What you are asked to do
Find the word "will" in the records and copy every line where it occurs.

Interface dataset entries
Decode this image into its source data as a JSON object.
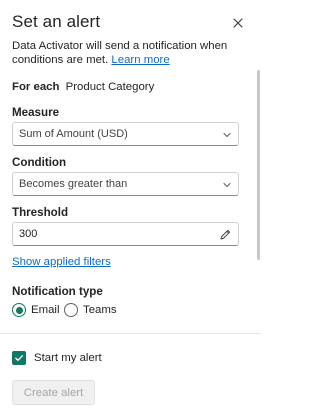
{
  "header": {
    "title": "Set an alert",
    "close_icon": "close-icon"
  },
  "description": {
    "text": "Data Activator will send a notification when conditions are met.",
    "link": "Learn more"
  },
  "for_each": {
    "label": "For each",
    "value": "Product Category"
  },
  "measure": {
    "label": "Measure",
    "value": "Sum of Amount (USD)",
    "icon": "chevron-down-icon"
  },
  "condition": {
    "label": "Condition",
    "value": "Becomes greater than",
    "icon": "chevron-down-icon"
  },
  "threshold": {
    "label": "Threshold",
    "value": "300",
    "icon": "pencil-icon"
  },
  "filters_link": "Show applied filters",
  "notification": {
    "label": "Notification type",
    "options": [
      {
        "label": "Email",
        "selected": true
      },
      {
        "label": "Teams",
        "selected": false
      }
    ]
  },
  "start_alert": {
    "label": "Start my alert",
    "checked": true
  },
  "create_button": {
    "label": "Create alert",
    "disabled": true
  },
  "colors": {
    "accent": "#117865",
    "link": "#0f6cbd"
  }
}
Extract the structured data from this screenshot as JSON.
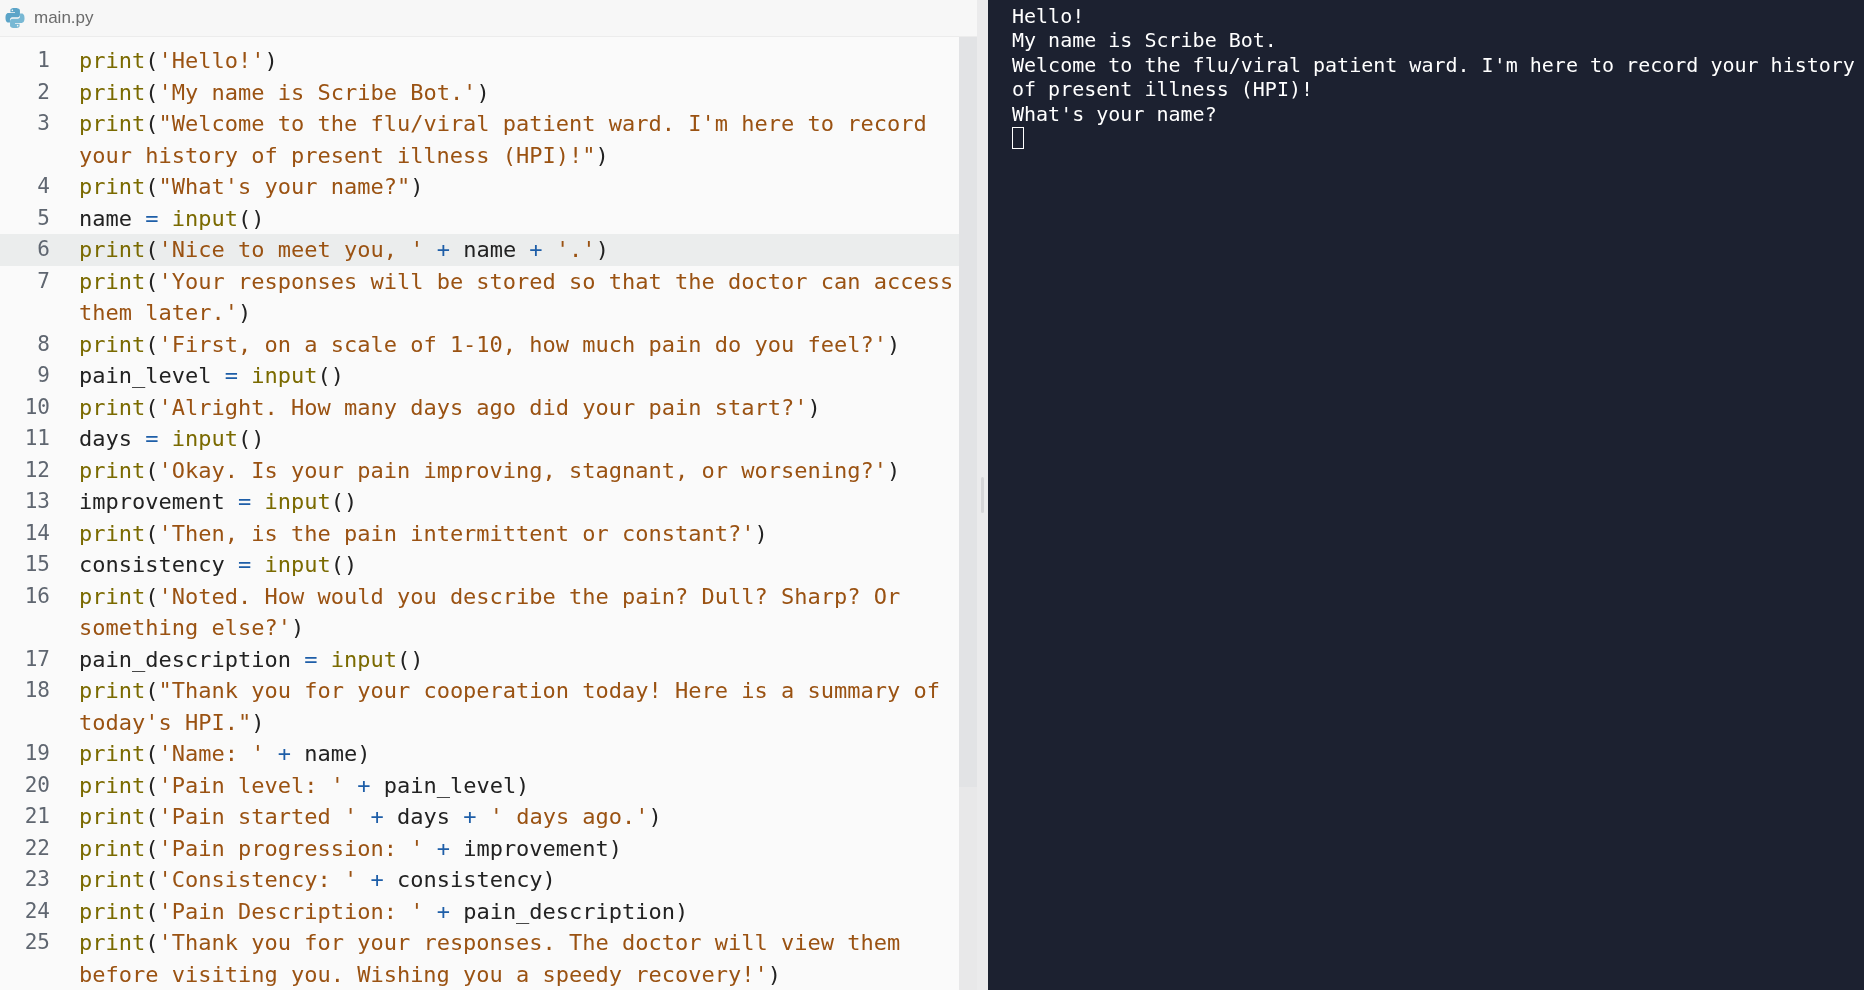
{
  "editor": {
    "tab": {
      "filename": "main.py"
    },
    "lines": [
      {
        "number": "1",
        "highlighted": false,
        "tokens": [
          {
            "kind": "builtin",
            "text": "print"
          },
          {
            "kind": "plain",
            "text": "("
          },
          {
            "kind": "string",
            "text": "'Hello!'"
          },
          {
            "kind": "plain",
            "text": ")"
          }
        ]
      },
      {
        "number": "2",
        "highlighted": false,
        "tokens": [
          {
            "kind": "builtin",
            "text": "print"
          },
          {
            "kind": "plain",
            "text": "("
          },
          {
            "kind": "string",
            "text": "'My name is Scribe Bot.'"
          },
          {
            "kind": "plain",
            "text": ")"
          }
        ]
      },
      {
        "number": "3",
        "highlighted": false,
        "tokens": [
          {
            "kind": "builtin",
            "text": "print"
          },
          {
            "kind": "plain",
            "text": "("
          },
          {
            "kind": "string",
            "text": "\"Welcome to the flu/viral patient ward. I'm here to record your history of present illness (HPI)!\""
          },
          {
            "kind": "plain",
            "text": ")"
          }
        ]
      },
      {
        "number": "4",
        "highlighted": false,
        "tokens": [
          {
            "kind": "builtin",
            "text": "print"
          },
          {
            "kind": "plain",
            "text": "("
          },
          {
            "kind": "string",
            "text": "\"What's your name?\""
          },
          {
            "kind": "plain",
            "text": ")"
          }
        ]
      },
      {
        "number": "5",
        "highlighted": false,
        "tokens": [
          {
            "kind": "plain",
            "text": "name"
          },
          {
            "kind": "operator",
            "text": " = "
          },
          {
            "kind": "builtin",
            "text": "input"
          },
          {
            "kind": "plain",
            "text": "()"
          }
        ]
      },
      {
        "number": "6",
        "highlighted": true,
        "tokens": [
          {
            "kind": "builtin",
            "text": "print"
          },
          {
            "kind": "plain",
            "text": "("
          },
          {
            "kind": "string",
            "text": "'Nice to meet you, '"
          },
          {
            "kind": "operator",
            "text": " + "
          },
          {
            "kind": "plain",
            "text": "name"
          },
          {
            "kind": "operator",
            "text": " + "
          },
          {
            "kind": "string",
            "text": "'.'"
          },
          {
            "kind": "plain",
            "text": ")"
          }
        ]
      },
      {
        "number": "7",
        "highlighted": false,
        "tokens": [
          {
            "kind": "builtin",
            "text": "print"
          },
          {
            "kind": "plain",
            "text": "("
          },
          {
            "kind": "string",
            "text": "'Your responses will be stored so that the doctor can access them later.'"
          },
          {
            "kind": "plain",
            "text": ")"
          }
        ]
      },
      {
        "number": "8",
        "highlighted": false,
        "tokens": [
          {
            "kind": "builtin",
            "text": "print"
          },
          {
            "kind": "plain",
            "text": "("
          },
          {
            "kind": "string",
            "text": "'First, on a scale of 1-10, how much pain do you feel?'"
          },
          {
            "kind": "plain",
            "text": ")"
          }
        ]
      },
      {
        "number": "9",
        "highlighted": false,
        "tokens": [
          {
            "kind": "plain",
            "text": "pain_level"
          },
          {
            "kind": "operator",
            "text": " = "
          },
          {
            "kind": "builtin",
            "text": "input"
          },
          {
            "kind": "plain",
            "text": "()"
          }
        ]
      },
      {
        "number": "10",
        "highlighted": false,
        "tokens": [
          {
            "kind": "builtin",
            "text": "print"
          },
          {
            "kind": "plain",
            "text": "("
          },
          {
            "kind": "string",
            "text": "'Alright. How many days ago did your pain start?'"
          },
          {
            "kind": "plain",
            "text": ")"
          }
        ]
      },
      {
        "number": "11",
        "highlighted": false,
        "tokens": [
          {
            "kind": "plain",
            "text": "days"
          },
          {
            "kind": "operator",
            "text": " = "
          },
          {
            "kind": "builtin",
            "text": "input"
          },
          {
            "kind": "plain",
            "text": "()"
          }
        ]
      },
      {
        "number": "12",
        "highlighted": false,
        "tokens": [
          {
            "kind": "builtin",
            "text": "print"
          },
          {
            "kind": "plain",
            "text": "("
          },
          {
            "kind": "string",
            "text": "'Okay. Is your pain improving, stagnant, or worsening?'"
          },
          {
            "kind": "plain",
            "text": ")"
          }
        ]
      },
      {
        "number": "13",
        "highlighted": false,
        "tokens": [
          {
            "kind": "plain",
            "text": "improvement"
          },
          {
            "kind": "operator",
            "text": " = "
          },
          {
            "kind": "builtin",
            "text": "input"
          },
          {
            "kind": "plain",
            "text": "()"
          }
        ]
      },
      {
        "number": "14",
        "highlighted": false,
        "tokens": [
          {
            "kind": "builtin",
            "text": "print"
          },
          {
            "kind": "plain",
            "text": "("
          },
          {
            "kind": "string",
            "text": "'Then, is the pain intermittent or constant?'"
          },
          {
            "kind": "plain",
            "text": ")"
          }
        ]
      },
      {
        "number": "15",
        "highlighted": false,
        "tokens": [
          {
            "kind": "plain",
            "text": "consistency"
          },
          {
            "kind": "operator",
            "text": " = "
          },
          {
            "kind": "builtin",
            "text": "input"
          },
          {
            "kind": "plain",
            "text": "()"
          }
        ]
      },
      {
        "number": "16",
        "highlighted": false,
        "tokens": [
          {
            "kind": "builtin",
            "text": "print"
          },
          {
            "kind": "plain",
            "text": "("
          },
          {
            "kind": "string",
            "text": "'Noted. How would you describe the pain? Dull? Sharp? Or something else?'"
          },
          {
            "kind": "plain",
            "text": ")"
          }
        ]
      },
      {
        "number": "17",
        "highlighted": false,
        "tokens": [
          {
            "kind": "plain",
            "text": "pain_description"
          },
          {
            "kind": "operator",
            "text": " = "
          },
          {
            "kind": "builtin",
            "text": "input"
          },
          {
            "kind": "plain",
            "text": "()"
          }
        ]
      },
      {
        "number": "18",
        "highlighted": false,
        "tokens": [
          {
            "kind": "builtin",
            "text": "print"
          },
          {
            "kind": "plain",
            "text": "("
          },
          {
            "kind": "string",
            "text": "\"Thank you for your cooperation today! Here is a summary of today's HPI.\""
          },
          {
            "kind": "plain",
            "text": ")"
          }
        ]
      },
      {
        "number": "19",
        "highlighted": false,
        "tokens": [
          {
            "kind": "builtin",
            "text": "print"
          },
          {
            "kind": "plain",
            "text": "("
          },
          {
            "kind": "string",
            "text": "'Name: '"
          },
          {
            "kind": "operator",
            "text": " + "
          },
          {
            "kind": "plain",
            "text": "name)"
          }
        ]
      },
      {
        "number": "20",
        "highlighted": false,
        "tokens": [
          {
            "kind": "builtin",
            "text": "print"
          },
          {
            "kind": "plain",
            "text": "("
          },
          {
            "kind": "string",
            "text": "'Pain level: '"
          },
          {
            "kind": "operator",
            "text": " + "
          },
          {
            "kind": "plain",
            "text": "pain_level)"
          }
        ]
      },
      {
        "number": "21",
        "highlighted": false,
        "tokens": [
          {
            "kind": "builtin",
            "text": "print"
          },
          {
            "kind": "plain",
            "text": "("
          },
          {
            "kind": "string",
            "text": "'Pain started '"
          },
          {
            "kind": "operator",
            "text": " + "
          },
          {
            "kind": "plain",
            "text": "days"
          },
          {
            "kind": "operator",
            "text": " + "
          },
          {
            "kind": "string",
            "text": "' days ago.'"
          },
          {
            "kind": "plain",
            "text": ")"
          }
        ]
      },
      {
        "number": "22",
        "highlighted": false,
        "tokens": [
          {
            "kind": "builtin",
            "text": "print"
          },
          {
            "kind": "plain",
            "text": "("
          },
          {
            "kind": "string",
            "text": "'Pain progression: '"
          },
          {
            "kind": "operator",
            "text": " + "
          },
          {
            "kind": "plain",
            "text": "improvement)"
          }
        ]
      },
      {
        "number": "23",
        "highlighted": false,
        "tokens": [
          {
            "kind": "builtin",
            "text": "print"
          },
          {
            "kind": "plain",
            "text": "("
          },
          {
            "kind": "string",
            "text": "'Consistency: '"
          },
          {
            "kind": "operator",
            "text": " + "
          },
          {
            "kind": "plain",
            "text": "consistency)"
          }
        ]
      },
      {
        "number": "24",
        "highlighted": false,
        "tokens": [
          {
            "kind": "builtin",
            "text": "print"
          },
          {
            "kind": "plain",
            "text": "("
          },
          {
            "kind": "string",
            "text": "'Pain Description: '"
          },
          {
            "kind": "operator",
            "text": " + "
          },
          {
            "kind": "plain",
            "text": "pain_description)"
          }
        ]
      },
      {
        "number": "25",
        "highlighted": false,
        "tokens": [
          {
            "kind": "builtin",
            "text": "print"
          },
          {
            "kind": "plain",
            "text": "("
          },
          {
            "kind": "string",
            "text": "'Thank you for your responses. The doctor will view them before visiting you. Wishing you a speedy recovery!'"
          },
          {
            "kind": "plain",
            "text": ")"
          }
        ]
      }
    ]
  },
  "console": {
    "output": [
      "Hello!",
      "My name is Scribe Bot.",
      "Welcome to the flu/viral patient ward. I'm here to record your history of present illness (HPI)!",
      "What's your name?"
    ]
  }
}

Task result
    "text": "Data Activator will send a notification when conditions are met.",
            "text": "'Your responses will be stored so that the doctor can access them later.'"
            "text": "'Thank you for your responses. The doctor will view them before visiting you. Wishing you a speedy recovery!'"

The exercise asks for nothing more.